◆ SUPPLIED ENTRIES
________________

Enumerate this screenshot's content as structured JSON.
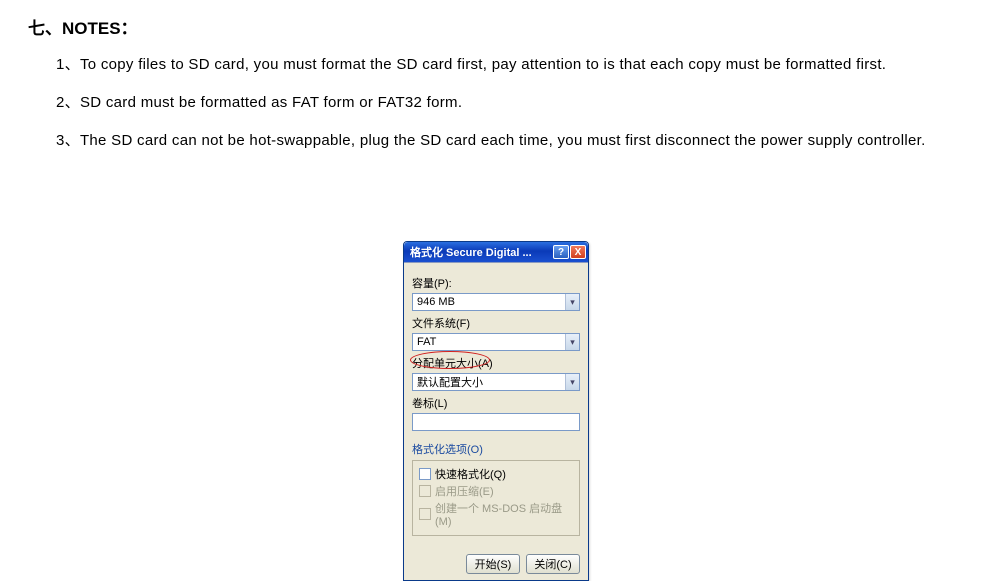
{
  "doc": {
    "section_title": "七、NOTES：",
    "note1": "1、To copy files to SD card, you must format the SD card first, pay attention to is that each copy must be formatted first.",
    "note2": "2、SD card must be formatted as FAT form or FAT32 form.",
    "note3": "3、The SD card can not be hot-swappable, plug the SD card each time, you must first disconnect the power supply controller."
  },
  "dialog": {
    "title": "格式化 Secure Digital ...",
    "help": "?",
    "close": "X",
    "capacity_label": "容量(P):",
    "capacity_value": "946 MB",
    "filesystem_label": "文件系统(F)",
    "filesystem_value": "FAT",
    "allocation_label": "分配单元大小(A)",
    "allocation_value": "默认配置大小",
    "volume_label": "卷标(L)",
    "volume_value": "",
    "options_title": "格式化选项(O)",
    "quick_format": "快速格式化(Q)",
    "enable_compression": "启用压缩(E)",
    "create_msdos": "创建一个 MS-DOS 启动盘(M)",
    "start_btn": "开始(S)",
    "close_btn": "关闭(C)"
  }
}
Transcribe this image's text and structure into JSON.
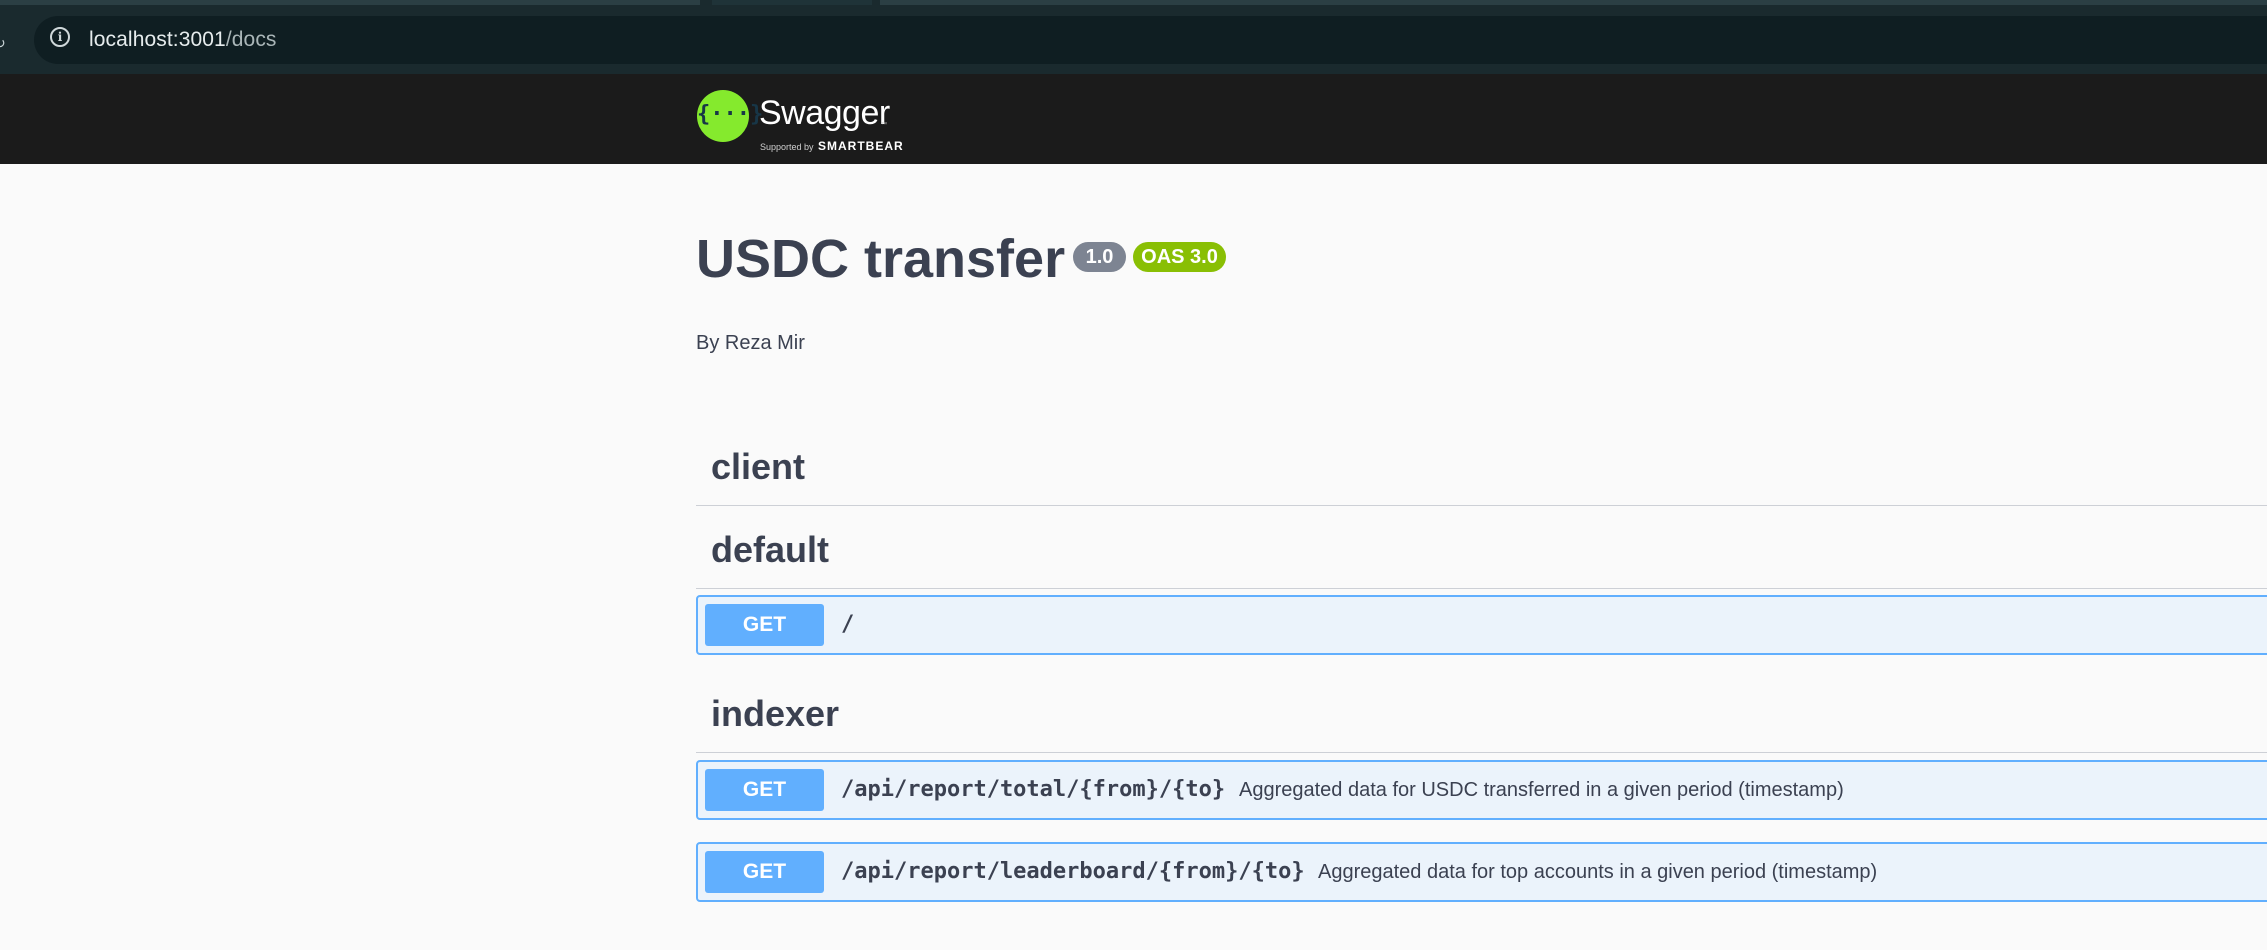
{
  "browser": {
    "url_host": "localhost:3001",
    "url_path": "/docs"
  },
  "topbar": {
    "logo_icon": "{···}",
    "logo_word": "Swagger",
    "logo_tm": "™",
    "supported_by": "Supported by",
    "brand": "SMARTBEAR"
  },
  "info": {
    "title": "USDC transfer",
    "version": "1.0",
    "oas": "OAS 3.0",
    "author": "By Reza Mir"
  },
  "tags": [
    {
      "name": "client",
      "operations": []
    },
    {
      "name": "default",
      "operations": [
        {
          "method": "GET",
          "path": "/",
          "summary": ""
        }
      ]
    },
    {
      "name": "indexer",
      "operations": [
        {
          "method": "GET",
          "path": "/api/report/total/{from}/{to}",
          "summary": "Aggregated data for USDC transferred in a given period (timestamp)"
        },
        {
          "method": "GET",
          "path": "/api/report/leaderboard/{from}/{to}",
          "summary": "Aggregated data for top accounts in a given period (timestamp)"
        }
      ]
    }
  ],
  "colors": {
    "get": "#61affe",
    "get_bg": "#ebf3fb",
    "logo_green": "#85ea2d",
    "oas_badge": "#89bf04",
    "version_badge": "#7d8492"
  }
}
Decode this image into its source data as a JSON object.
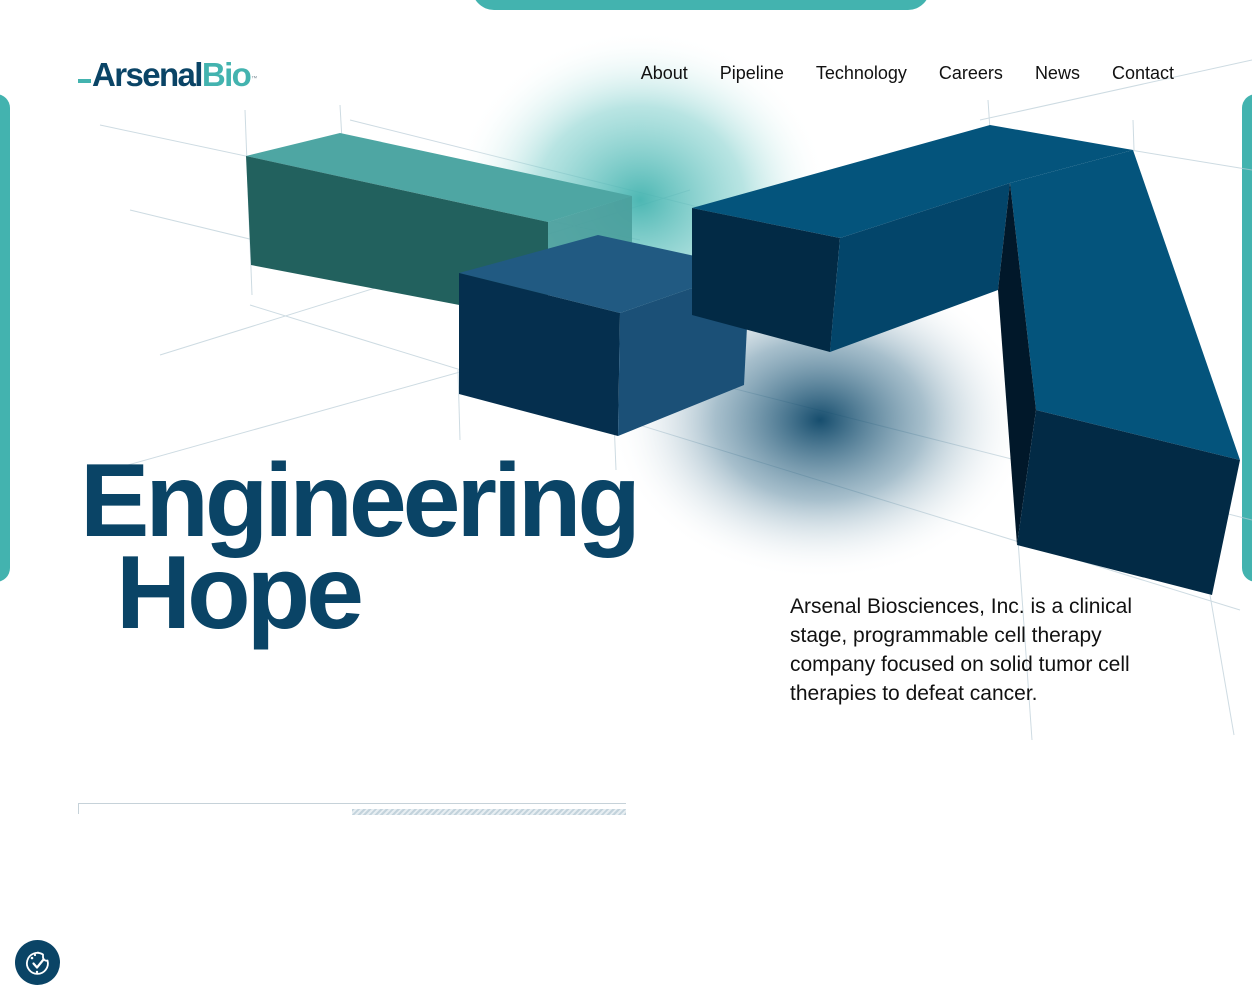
{
  "brand": {
    "logo_primary": "Arsenal",
    "logo_secondary": "Bio",
    "logo_mark": "™",
    "colors": {
      "navy": "#0a4466",
      "teal": "#43b3af",
      "teal_dark": "#22615e",
      "block_blue": "#04547c",
      "block_shadow": "#022a45"
    }
  },
  "nav": {
    "items": [
      {
        "label": "About"
      },
      {
        "label": "Pipeline"
      },
      {
        "label": "Technology"
      },
      {
        "label": "Careers"
      },
      {
        "label": "News"
      },
      {
        "label": "Contact"
      }
    ]
  },
  "hero": {
    "title_line1": "Engineering",
    "title_line2": "Hope",
    "description": "Arsenal Biosciences, Inc. is a clinical stage, programmable cell therapy company focused on solid tumor cell therapies to defeat cancer.",
    "art_icon": "3d-blocks-illustration",
    "slide_progress": 0.5
  },
  "cookie_button": {
    "icon": "cookie-consent-icon"
  }
}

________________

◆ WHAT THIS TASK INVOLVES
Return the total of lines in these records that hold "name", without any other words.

◆ YOUR RESPONSE
3